» Instructions for the task: Scan the records for the string "icon" and state how many lines contain it, using the number alone.

Start of Recorded data

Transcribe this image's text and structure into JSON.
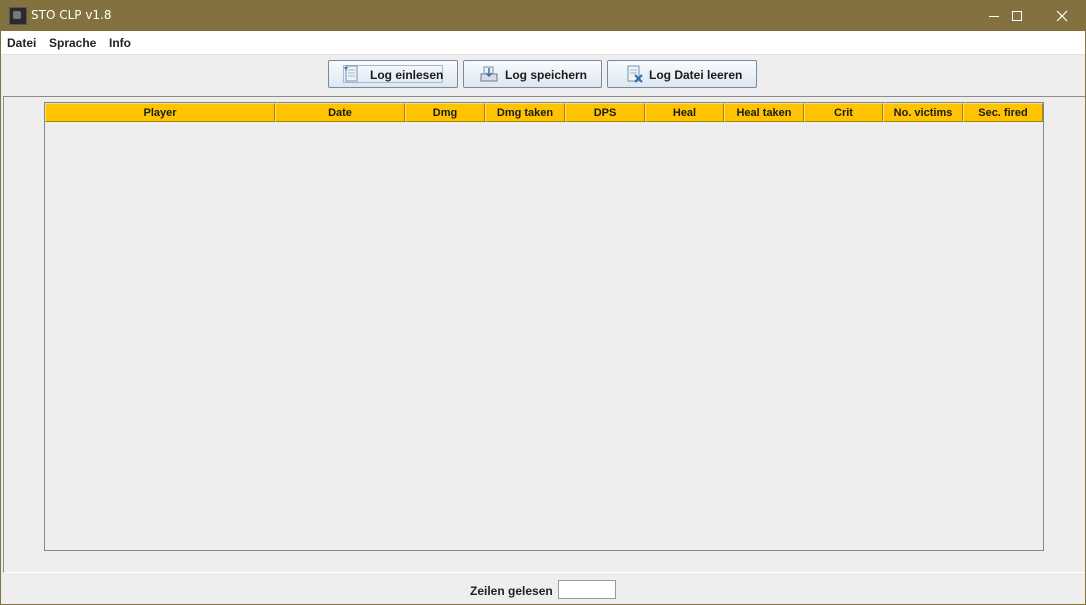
{
  "window": {
    "title": "STO CLP v1.8",
    "icon": "app-icon",
    "controls": [
      "minimize-icon",
      "maximize-icon",
      "close-icon"
    ]
  },
  "menu": {
    "items": [
      "Datei",
      "Sprache",
      "Info"
    ]
  },
  "toolbar": {
    "load_label": "Log einlesen",
    "save_label": "Log speichern",
    "clear_label": "Log Datei leeren"
  },
  "table": {
    "columns": [
      "Player",
      "Date",
      "Dmg",
      "Dmg taken",
      "DPS",
      "Heal",
      "Heal taken",
      "Crit",
      "No. victims",
      "Sec. fired"
    ],
    "rows": []
  },
  "status": {
    "lines_read_label": "Zeilen gelesen",
    "lines_read_value": ""
  },
  "colors": {
    "titlebar": "#837240",
    "header": "#ffc300"
  }
}
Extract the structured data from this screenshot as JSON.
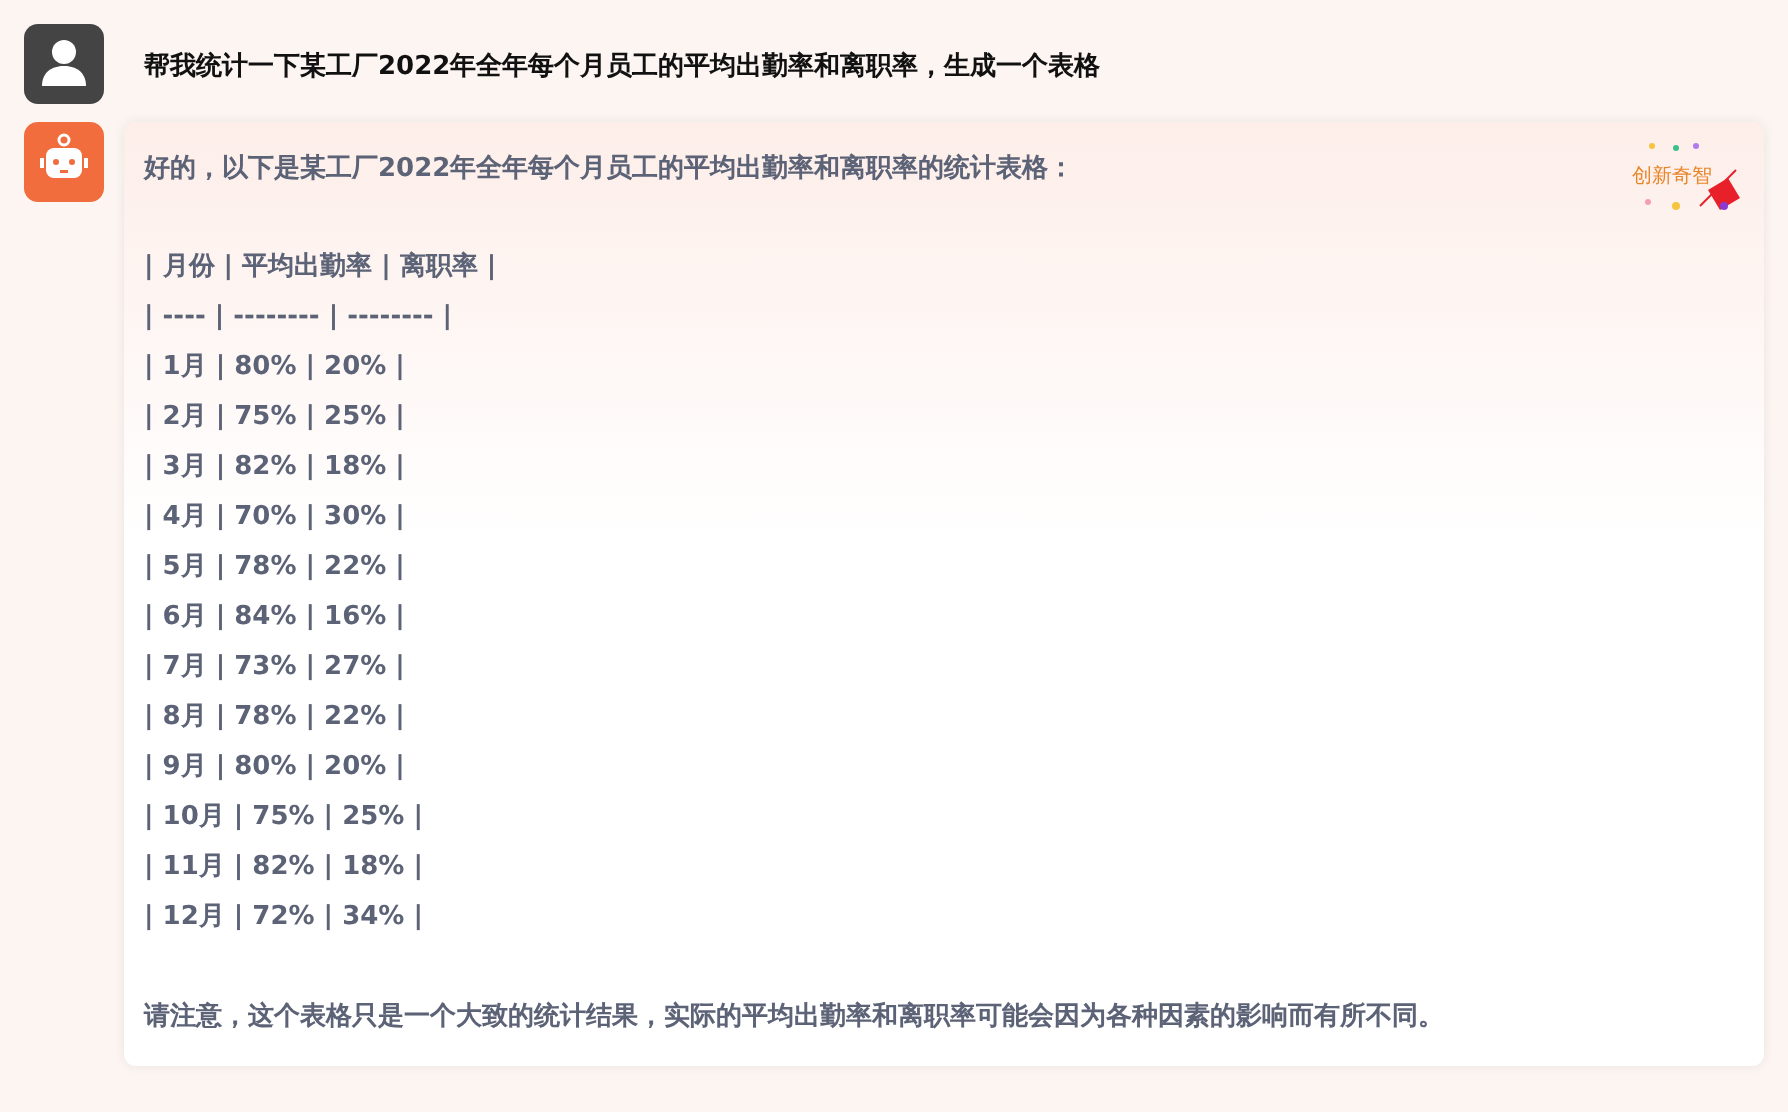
{
  "user_message": {
    "text": "帮我统计一下某工厂2022年全年每个月员工的平均出勤率和离职率，生成一个表格"
  },
  "reply": {
    "intro": "好的，以下是某工厂2022年全年每个月员工的平均出勤率和离职率的统计表格：",
    "badge": "创新奇智",
    "table_lines": [
      "| 月份 | 平均出勤率 | 离职率 |",
      "| ---- | -------- | -------- |",
      "| 1月 | 80% | 20% |",
      "| 2月 | 75% | 25% |",
      "| 3月 | 82% | 18% |",
      "| 4月 | 70% | 30% |",
      "| 5月 | 78% | 22% |",
      "| 6月 | 84% | 16% |",
      "| 7月 | 73% | 27% |",
      "| 8月 | 78% | 22% |",
      "| 9月 | 80% | 20% |",
      "| 10月 | 75% | 25% |",
      "| 11月 | 82% | 18% |",
      "| 12月 | 72% | 34% |"
    ],
    "note": "请注意，这个表格只是一个大致的统计结果，实际的平均出勤率和离职率可能会因为各种因素的影响而有所不同。"
  }
}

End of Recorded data

» Result of this task: 4